Colorado has a long history of oil and gas production, which means it has a long mineral rights history as well, since mineral rights are what entitle land owners to the oil and other resources in the ground. According to the Colorado state website, “Colorado oil production dates back to 1860, when the first oil well in the western United States was drilled in Florence, Colorado.” Today, Colorado is one of the largest oil producing states in the United States, ranking 6th in output with 130MM barrels of oil produced in 2017. Oil and gas production have grown significantly in Colorado in recent years and the industry has become a significant source of state revenue and employment, contributing approximately $1Bn in taxes and 89,000 jobs to the local economy. The chart below from the EIA shows Colorado’s annual oil productions since 1980.
According to the U.S. Energy Information Administration:
+ Colorado’s crude oil production has quadrupled since 2010, and the state holds about 4% of total U.S. crude oil reserves.
+ Colorado is the fifth-largest natural gas-producing state, and 11 of the nation’s 100 biggest natural gas fields are located in the state.
+ Electricity from renewable sources has more than doubled since 2010 to almost 25% of Colorado’s net generation in 2017, led by increased wind power from the state’s nearly 2,000 turbines.
According to a report issued by the Colorado Oil and Gas Association, “as of 2017, the upstream and midstream subsectors alone were responsible for providing 89,000 direct and indirect jobs, $13.5 billion of the state’s gross domestic product, and $1 billion of public revenue that supports Colorado schools, social assistance programs, parks and water infrastructure.“
The report goes on to say:
“Oil and gas is responsible for at least seven distinct streams of public revenue… And unlike other industries, the assessment rate on oil and gas lands value is 75 to 87.5 percent, as compared to 29 percent for the general assessment rate for corporate property. And unlike other industries, oil and natural gas extraction establishments pay royalties and taxes on the value production, in addition to taxes paid on earnings. The state receives royalties for oil and gas production from state and federal lands and severance taxes on all production in Colorado”

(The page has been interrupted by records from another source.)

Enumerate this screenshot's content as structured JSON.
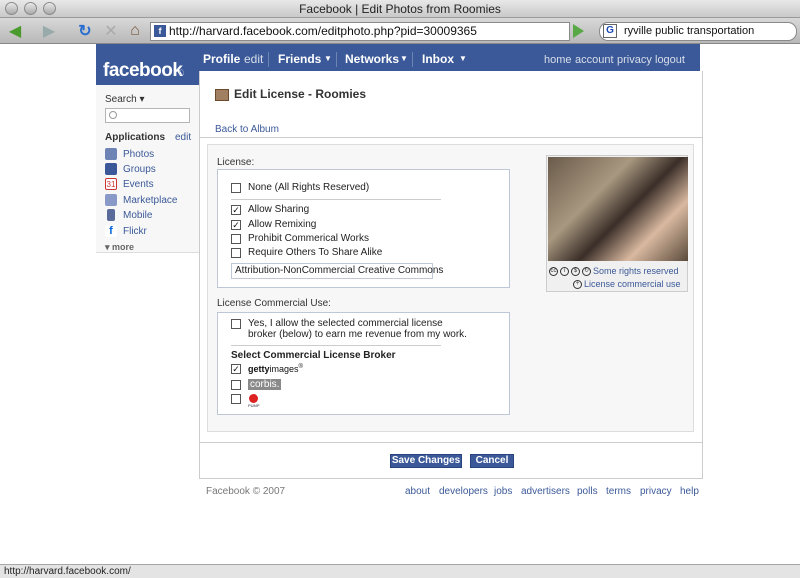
{
  "window": {
    "title": "Facebook | Edit Photos from Roomies"
  },
  "browser": {
    "url": "http://harvard.facebook.com/editphoto.php?pid=30009365",
    "search_value": "ryville public transportation"
  },
  "header": {
    "logo": "facebook",
    "nav": {
      "profile": "Profile",
      "edit": "edit",
      "friends": "Friends",
      "networks": "Networks",
      "inbox": "Inbox"
    },
    "right": {
      "home": "home",
      "account": "account",
      "privacy": "privacy",
      "logout": "logout"
    }
  },
  "sidebar": {
    "search_label": "Search ▾",
    "apps_label": "Applications",
    "apps_edit": "edit",
    "apps": [
      "Photos",
      "Groups",
      "Events",
      "Marketplace",
      "Mobile",
      "Flickr"
    ],
    "more": "▾ more"
  },
  "main": {
    "title": "Edit License - Roomies",
    "back": "Back to Album",
    "license_label": "License:",
    "options": {
      "none": "None (All Rights Reserved)",
      "sharing": "Allow Sharing",
      "remixing": "Allow Remixing",
      "prohibit": "Prohibit Commerical Works",
      "share_alike": "Require Others To Share Alike"
    },
    "license_value": "Attribution-NonCommercial Creative Commons",
    "commercial_label": "License Commercial Use:",
    "commercial_optin_line1": "Yes, I allow the selected commercial license",
    "commercial_optin_line2": "broker (below) to earn me revenue from my work.",
    "broker_heading": "Select Commercial License Broker",
    "brokers": {
      "getty_bold": "getty",
      "getty_rest": "images",
      "getty_mark": "®",
      "corbis": "corbis.",
      "pump_label": "PUMP"
    },
    "cc_rights": "Some rights reserved",
    "cc_commercial": "License commercial use",
    "save": "Save Changes",
    "cancel": "Cancel"
  },
  "footer": {
    "copyright": "Facebook © 2007",
    "links": [
      "about",
      "developers",
      "jobs",
      "advertisers",
      "polls",
      "terms",
      "privacy",
      "help"
    ]
  },
  "status": "http://harvard.facebook.com/"
}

Clearly, oil and gas has grown to be an important part of Colorado’s history and economy. Because of this, Colorado mineral rights owners may have a valuable asset. Mineral right valuation depends on several factors, but knowing there is oil in the ground that is actively being extracted is a critical component. The best way to determine what your minerals are worth is to reach out to a mineral rights acquisition company like TPG Energy.